Sacramento CA Civil Rights: Suit claims mental health patients’ rights violated
05/10/2010 // West Palm Beach, Florida, USA // Sandra Quinlan // Sandra Quinlan
Sacramento, CA—Disability rights activists filed a class action lawsuit in U.S. District Court on Thursday, May 6, 2010. The suit was filed on behalf of mental health patients who may experience changes in the essential mental health programs they rely on. According to the pending litigation, the mental health programs would be made smaller and employ less workers as a means of saving the county money. In doing so, Disability Rights California claims the new county-operated mental health programs would violate patients’ rights, as reported by KCRA.com.
The class action lawsuit was filed against Sacramento County, in hopes that the county will keep regional support teams in place, or at least postpone the establishment of new ones for the time being.
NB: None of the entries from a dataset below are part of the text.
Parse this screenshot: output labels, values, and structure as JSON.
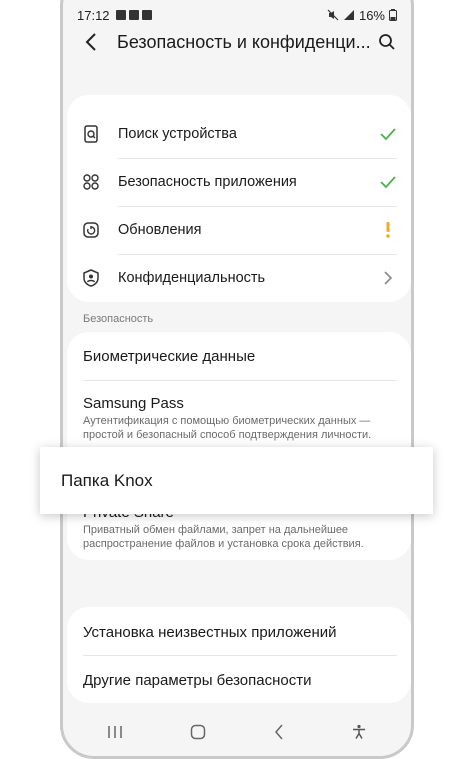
{
  "status_bar": {
    "time": "17:12",
    "battery": "16%"
  },
  "header": {
    "title": "Безопасность и конфиденци..."
  },
  "top_items": [
    {
      "label": "Поиск устройства",
      "icon": "find-device-icon",
      "status": "check"
    },
    {
      "label": "Безопасность приложения",
      "icon": "app-security-icon",
      "status": "check"
    },
    {
      "label": "Обновления",
      "icon": "updates-icon",
      "status": "warning"
    },
    {
      "label": "Конфиденциальность",
      "icon": "privacy-shield-icon",
      "status": "chevron"
    }
  ],
  "security_section": {
    "label": "Безопасность",
    "biometrics": "Биометрические данные",
    "samsung_pass": {
      "title": "Samsung Pass",
      "description": "Аутентификация с помощью биометрических данных — простой и безопасный способ подтверждения личности."
    },
    "knox": "Папка Knox",
    "private_share": {
      "title": "Private Share",
      "description": "Приватный обмен файлами, запрет на дальнейшее распространение файлов и установка срока действия."
    }
  },
  "other_section": {
    "unknown_apps": "Установка неизвестных приложений",
    "other_settings": "Другие параметры безопасности"
  },
  "colors": {
    "check": "#4caf50",
    "warning": "#f5a623",
    "background": "#f5f5f5",
    "card": "#ffffff"
  }
}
Reports indicate the county is attempting to save approximately $18 million by modifying adult mental health services. The county apparently plans to create a smaller, county-run program employing about 100 fewer mental health employees than before. In just over a month, the county expects to find an operating site and train mental health workers, all the while maintaining the same level of services.
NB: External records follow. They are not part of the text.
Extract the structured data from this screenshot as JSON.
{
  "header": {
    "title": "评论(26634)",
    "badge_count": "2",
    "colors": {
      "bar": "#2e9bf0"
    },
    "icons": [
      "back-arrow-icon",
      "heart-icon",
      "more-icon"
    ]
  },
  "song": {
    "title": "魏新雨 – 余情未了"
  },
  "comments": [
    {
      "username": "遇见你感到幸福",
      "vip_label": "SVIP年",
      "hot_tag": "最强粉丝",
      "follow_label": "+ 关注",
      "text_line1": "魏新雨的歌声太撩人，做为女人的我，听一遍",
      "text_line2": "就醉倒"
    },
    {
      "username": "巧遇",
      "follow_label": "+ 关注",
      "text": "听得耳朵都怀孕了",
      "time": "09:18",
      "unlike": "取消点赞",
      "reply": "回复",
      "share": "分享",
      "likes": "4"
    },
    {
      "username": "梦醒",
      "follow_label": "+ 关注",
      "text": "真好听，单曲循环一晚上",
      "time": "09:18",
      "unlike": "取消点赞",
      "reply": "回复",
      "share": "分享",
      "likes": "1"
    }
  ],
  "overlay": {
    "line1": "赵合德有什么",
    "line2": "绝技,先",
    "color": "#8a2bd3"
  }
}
According to Director of Mental Health Mary Ann Bennett, “We are committed to providing the same level of services clients are now receiving from the contracted services in-house, county-operated. So, they will be provided for.”
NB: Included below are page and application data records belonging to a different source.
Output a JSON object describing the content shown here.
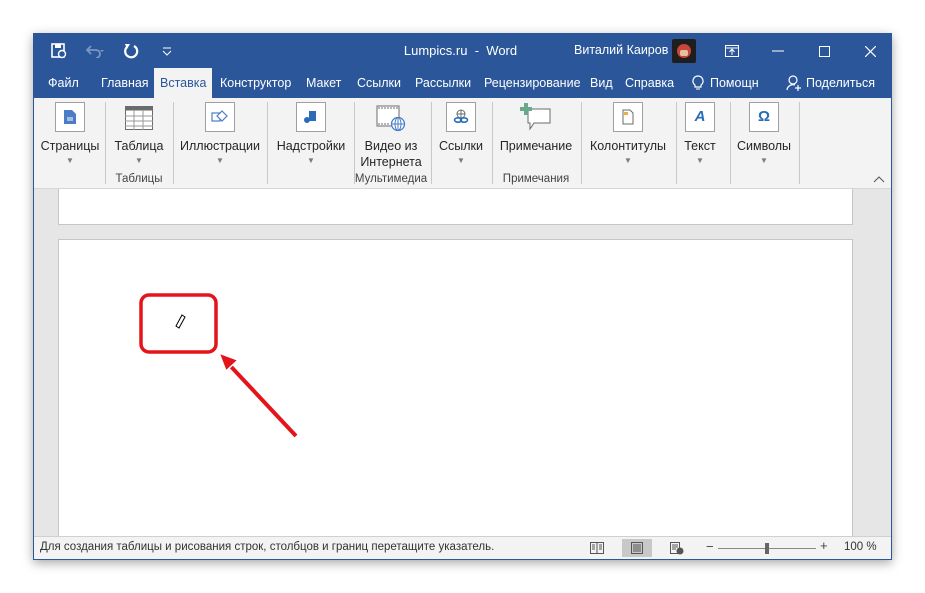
{
  "window": {
    "title_doc": "Lumpics.ru",
    "title_sep": "-",
    "title_app": "Word",
    "user_name": "Виталий Каиров"
  },
  "qat": {
    "icons": [
      "autosave-icon",
      "undo-icon",
      "redo-icon",
      "customize-qat-icon"
    ]
  },
  "tabs": [
    {
      "label": "Файл",
      "active": false
    },
    {
      "label": "Главная",
      "active": false
    },
    {
      "label": "Вставка",
      "active": true
    },
    {
      "label": "Конструктор",
      "active": false
    },
    {
      "label": "Макет",
      "active": false
    },
    {
      "label": "Ссылки",
      "active": false
    },
    {
      "label": "Рассылки",
      "active": false
    },
    {
      "label": "Рецензирование",
      "active": false
    },
    {
      "label": "Вид",
      "active": false
    },
    {
      "label": "Справка",
      "active": false
    }
  ],
  "tell_me": "Помощн",
  "share": "Поделиться",
  "ribbon": {
    "buttons": {
      "pages": "Страницы",
      "table": "Таблица",
      "illustrations": "Иллюстрации",
      "addins": "Надстройки",
      "video_line1": "Видео из",
      "video_line2": "Интернета",
      "links": "Ссылки",
      "comment": "Примечание",
      "header_footer": "Колонтитулы",
      "text": "Текст",
      "symbols": "Символы"
    },
    "groups": {
      "tables": "Таблицы",
      "media": "Мультимедиа",
      "comments": "Примечания"
    }
  },
  "status": {
    "text": "Для создания таблицы и рисования строк, столбцов и границ перетащите указатель.",
    "zoom_minus": "−",
    "zoom_plus": "+",
    "zoom_value": "100 %",
    "zoom_percent": 100,
    "active_view": "print-layout"
  },
  "annotation": {
    "color": "#e3151b",
    "cursor": "pencil-cursor"
  }
}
On the other hand, Managing attorney for the Sacramento Regional Office of Disability Rights California stated, “We are having a hard time imagining how the county is going to put together the services with county staff, with fewer staff, and with staff that hasn’t been trained. It’s just not going to happen in time.”
Leslie Napper, a mental health patient who relies on a Regional Support Team in Sacramento County, Calif., stated, “I am going to decompensate. That’s a very dangerous place to be. Relapse is eminent… We do not know who are new counselors or case managers are. We have no idea where we are going to receive our next medication… I know there will be people dying.”
The Sacramento Board of Supervisors is expected to vote on the matter in June. In the meantime, Disability Rights California is hoping a judge will a grant a provisional ban on the establishment of a new and unprepared mental health program.
Legal News Reporter: Sandra Quinlan- Legal News for California Civil Rights Lawyers.
Phone: (561) 653-3266